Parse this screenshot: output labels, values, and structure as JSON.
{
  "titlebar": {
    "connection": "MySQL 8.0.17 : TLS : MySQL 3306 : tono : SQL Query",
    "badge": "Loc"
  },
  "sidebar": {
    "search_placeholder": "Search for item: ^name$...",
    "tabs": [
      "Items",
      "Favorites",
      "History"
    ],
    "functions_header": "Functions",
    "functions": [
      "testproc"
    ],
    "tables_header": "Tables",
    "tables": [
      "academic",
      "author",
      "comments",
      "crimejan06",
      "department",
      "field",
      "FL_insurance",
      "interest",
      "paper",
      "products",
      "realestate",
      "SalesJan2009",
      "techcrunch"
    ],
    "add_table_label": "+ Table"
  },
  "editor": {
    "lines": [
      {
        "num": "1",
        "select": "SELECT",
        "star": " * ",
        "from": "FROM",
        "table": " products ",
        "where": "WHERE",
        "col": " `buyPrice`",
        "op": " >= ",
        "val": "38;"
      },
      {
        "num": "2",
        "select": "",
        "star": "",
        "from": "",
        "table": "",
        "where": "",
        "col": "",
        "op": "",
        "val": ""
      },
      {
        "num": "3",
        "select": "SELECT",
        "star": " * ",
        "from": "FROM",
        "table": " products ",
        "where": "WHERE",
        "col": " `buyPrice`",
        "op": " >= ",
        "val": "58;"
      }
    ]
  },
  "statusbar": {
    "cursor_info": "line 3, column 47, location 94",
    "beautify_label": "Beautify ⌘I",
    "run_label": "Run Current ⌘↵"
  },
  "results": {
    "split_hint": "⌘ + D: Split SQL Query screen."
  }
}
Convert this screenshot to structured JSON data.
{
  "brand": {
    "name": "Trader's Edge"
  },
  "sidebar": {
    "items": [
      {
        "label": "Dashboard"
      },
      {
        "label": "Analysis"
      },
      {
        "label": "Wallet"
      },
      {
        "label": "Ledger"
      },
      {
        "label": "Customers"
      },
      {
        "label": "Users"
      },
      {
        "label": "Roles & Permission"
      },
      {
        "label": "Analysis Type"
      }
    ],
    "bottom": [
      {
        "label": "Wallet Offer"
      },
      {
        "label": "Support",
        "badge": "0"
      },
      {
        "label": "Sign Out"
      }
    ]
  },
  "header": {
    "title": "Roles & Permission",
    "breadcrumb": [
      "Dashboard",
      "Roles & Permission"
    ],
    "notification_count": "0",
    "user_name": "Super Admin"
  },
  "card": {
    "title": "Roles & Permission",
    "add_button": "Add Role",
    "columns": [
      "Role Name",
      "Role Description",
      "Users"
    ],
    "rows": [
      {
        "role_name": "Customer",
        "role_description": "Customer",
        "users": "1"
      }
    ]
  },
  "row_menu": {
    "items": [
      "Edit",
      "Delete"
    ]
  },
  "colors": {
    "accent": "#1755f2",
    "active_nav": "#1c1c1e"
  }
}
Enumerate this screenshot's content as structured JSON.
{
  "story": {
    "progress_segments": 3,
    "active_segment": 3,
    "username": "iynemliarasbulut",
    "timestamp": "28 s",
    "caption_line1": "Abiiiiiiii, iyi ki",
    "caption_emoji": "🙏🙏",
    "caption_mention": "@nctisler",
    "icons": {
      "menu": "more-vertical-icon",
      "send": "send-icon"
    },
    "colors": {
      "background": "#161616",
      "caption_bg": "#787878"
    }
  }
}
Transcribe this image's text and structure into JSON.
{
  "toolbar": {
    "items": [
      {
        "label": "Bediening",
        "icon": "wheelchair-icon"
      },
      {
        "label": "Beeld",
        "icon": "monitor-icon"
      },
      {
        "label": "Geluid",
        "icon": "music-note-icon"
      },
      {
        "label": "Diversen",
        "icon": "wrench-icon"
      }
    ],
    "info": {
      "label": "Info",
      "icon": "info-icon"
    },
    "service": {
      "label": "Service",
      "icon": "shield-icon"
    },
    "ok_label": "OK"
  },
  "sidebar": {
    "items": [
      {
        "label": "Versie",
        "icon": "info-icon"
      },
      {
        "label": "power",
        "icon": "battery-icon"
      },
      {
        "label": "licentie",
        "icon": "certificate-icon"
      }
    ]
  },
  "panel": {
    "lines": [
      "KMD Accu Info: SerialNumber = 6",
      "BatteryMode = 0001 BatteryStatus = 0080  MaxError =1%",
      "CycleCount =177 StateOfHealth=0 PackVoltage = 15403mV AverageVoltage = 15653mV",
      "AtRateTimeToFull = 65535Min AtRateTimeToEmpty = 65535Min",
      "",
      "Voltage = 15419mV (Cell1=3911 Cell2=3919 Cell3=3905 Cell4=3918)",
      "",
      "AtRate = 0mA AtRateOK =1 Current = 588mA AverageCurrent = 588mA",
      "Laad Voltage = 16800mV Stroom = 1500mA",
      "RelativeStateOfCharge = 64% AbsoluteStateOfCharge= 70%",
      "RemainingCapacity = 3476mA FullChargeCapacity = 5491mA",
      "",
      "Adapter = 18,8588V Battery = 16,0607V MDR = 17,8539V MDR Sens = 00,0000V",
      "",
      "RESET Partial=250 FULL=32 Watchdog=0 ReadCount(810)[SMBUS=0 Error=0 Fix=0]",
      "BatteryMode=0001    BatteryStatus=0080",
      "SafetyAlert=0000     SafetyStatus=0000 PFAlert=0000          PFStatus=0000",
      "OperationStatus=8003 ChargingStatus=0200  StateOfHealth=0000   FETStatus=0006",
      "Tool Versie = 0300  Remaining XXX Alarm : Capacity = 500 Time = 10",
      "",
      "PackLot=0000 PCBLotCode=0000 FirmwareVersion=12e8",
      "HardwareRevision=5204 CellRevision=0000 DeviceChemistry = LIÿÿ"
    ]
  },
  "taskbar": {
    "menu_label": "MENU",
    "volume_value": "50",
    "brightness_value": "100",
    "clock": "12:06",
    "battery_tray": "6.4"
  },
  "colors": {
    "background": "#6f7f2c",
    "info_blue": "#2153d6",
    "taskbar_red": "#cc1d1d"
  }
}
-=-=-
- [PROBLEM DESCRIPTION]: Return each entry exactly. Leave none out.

- [EXERCISE SOLUTION]:
Parse this screenshot: output labels, values, and structure as JSON.
{
  "titlebar": {
    "connection": "MySQL 8.0.17 : TLS : MySQL 3306 : tono : SQL Query",
    "badge": "Loc"
  },
  "sidebar": {
    "search_placeholder": "Search for item: ^name$...",
    "tabs": [
      "Items",
      "Favorites",
      "History"
    ],
    "functions_header": "Functions",
    "functions": [
      "testproc"
    ],
    "tables_header": "Tables",
    "tables": [
      "academic",
      "author",
      "comments",
      "crimejan06",
      "department",
      "field",
      "FL_insurance",
      "interest",
      "paper",
      "products",
      "realestate",
      "SalesJan2009",
      "techcrunch"
    ],
    "add_table_label": "+ Table"
  },
  "editor": {
    "lines": [
      {
        "num": "1",
        "select": "SELECT",
        "star": " * ",
        "from": "FROM",
        "table": " products ",
        "where": "WHERE",
        "col": " `buyPrice`",
        "op": " >= ",
        "val": "38;"
      },
      {
        "num": "2",
        "select": "",
        "star": "",
        "from": "",
        "table": "",
        "where": "",
        "col": "",
        "op": "",
        "val": ""
      },
      {
        "num": "3",
        "select": "SELECT",
        "star": " * ",
        "from": "FROM",
        "table": " products ",
        "where": "WHERE",
        "col": " `buyPrice`",
        "op": " >= ",
        "val": "58;"
      }
    ]
  },
  "statusbar": {
    "cursor_info": "line 3, column 47, location 94",
    "beautify_label": "Beautify ⌘I",
    "run_label": "Run Current ⌘↵"
  },
  "results": {
    "split_hint": "⌘ + D: Split SQL Query screen."
  }
}
Convert this screenshot to structured JSON data.
{
  "brand": {
    "name": "Trader's Edge"
  },
  "sidebar": {
    "items": [
      {
        "label": "Dashboard"
      },
      {
        "label": "Analysis"
      },
      {
        "label": "Wallet"
      },
      {
        "label": "Ledger"
      },
      {
        "label": "Customers"
      },
      {
        "label": "Users"
      },
      {
        "label": "Roles & Permission"
      },
      {
        "label": "Analysis Type"
      }
    ],
    "bottom": [
      {
        "label": "Wallet Offer"
      },
      {
        "label": "Support",
        "badge": "0"
      },
      {
        "label": "Sign Out"
      }
    ]
  },
  "header": {
    "title": "Roles & Permission",
    "breadcrumb": [
      "Dashboard",
      "Roles & Permission"
    ],
    "notification_count": "0",
    "user_name": "Super Admin"
  },
  "card": {
    "title": "Roles & Permission",
    "add_button": "Add Role",
    "columns": [
      "Role Name",
      "Role Description",
      "Users"
    ],
    "rows": [
      {
        "role_name": "Customer",
        "role_description": "Customer",
        "users": "1"
      }
    ]
  },
  "row_menu": {
    "items": [
      "Edit",
      "Delete"
    ]
  },
  "colors": {
    "accent": "#1755f2",
    "active_nav": "#1c1c1e"
  }
}
Enumerate this screenshot's content as structured JSON.
{
  "story": {
    "progress_segments": 3,
    "active_segment": 3,
    "username": "iynemliarasbulut",
    "timestamp": "28 s",
    "caption_line1": "Abiiiiiiii, iyi ki",
    "caption_emoji": "🙏🙏",
    "caption_mention": "@nctisler",
    "icons": {
      "menu": "more-vertical-icon",
      "send": "send-icon"
    },
    "colors": {
      "background": "#161616",
      "caption_bg": "#787878"
    }
  }
}
Transcribe this image's text and structure into JSON.
{
  "toolbar": {
    "items": [
      {
        "label": "Bediening",
        "icon": "wheelchair-icon"
      },
      {
        "label": "Beeld",
        "icon": "monitor-icon"
      },
      {
        "label": "Geluid",
        "icon": "music-note-icon"
      },
      {
        "label": "Diversen",
        "icon": "wrench-icon"
      }
    ],
    "info": {
      "label": "Info",
      "icon": "info-icon"
    },
    "service": {
      "label": "Service",
      "icon": "shield-icon"
    },
    "ok_label": "OK"
  },
  "sidebar": {
    "items": [
      {
        "label": "Versie",
        "icon": "info-icon"
      },
      {
        "label": "power",
        "icon": "battery-icon"
      },
      {
        "label": "licentie",
        "icon": "certificate-icon"
      }
    ]
  },
  "panel": {
    "lines": [
      "KMD Accu Info: SerialNumber = 6",
      "BatteryMode = 0001 BatteryStatus = 0080  MaxError =1%",
      "CycleCount =177 StateOfHealth=0 PackVoltage = 15403mV AverageVoltage = 15653mV",
      "AtRateTimeToFull = 65535Min AtRateTimeToEmpty = 65535Min",
      "",
      "Voltage = 15419mV (Cell1=3911 Cell2=3919 Cell3=3905 Cell4=3918)",
      "",
      "AtRate = 0mA AtRateOK =1 Current = 588mA AverageCurrent = 588mA",
      "Laad Voltage = 16800mV Stroom = 1500mA",
      "RelativeStateOfCharge = 64% AbsoluteStateOfCharge= 70%",
      "RemainingCapacity = 3476mA FullChargeCapacity = 5491mA",
      "",
      "Adapter = 18,8588V Battery = 16,0607V MDR = 17,8539V MDR Sens = 00,0000V",
      "",
      "RESET Partial=250 FULL=32 Watchdog=0 ReadCount(810)[SMBUS=0 Error=0 Fix=0]",
      "BatteryMode=0001    BatteryStatus=0080",
      "SafetyAlert=0000     SafetyStatus=0000 PFAlert=0000          PFStatus=0000",
      "OperationStatus=8003 ChargingStatus=0200  StateOfHealth=0000   FETStatus=0006",
      "Tool Versie = 0300  Remaining XXX Alarm : Capacity = 500 Time = 10",
      "",
      "PackLot=0000 PCBLotCode=0000 FirmwareVersion=12e8",
      "HardwareRevision=5204 CellRevision=0000 DeviceChemistry = LIÿÿ"
    ]
  },
  "taskbar": {
    "menu_label": "MENU",
    "volume_value": "50",
    "brightness_value": "100",
    "clock": "12:06",
    "battery_tray": "6.4"
  },
  "colors": {
    "background": "#6f7f2c",
    "info_blue": "#2153d6",
    "taskbar_red": "#cc1d1d"
  }
}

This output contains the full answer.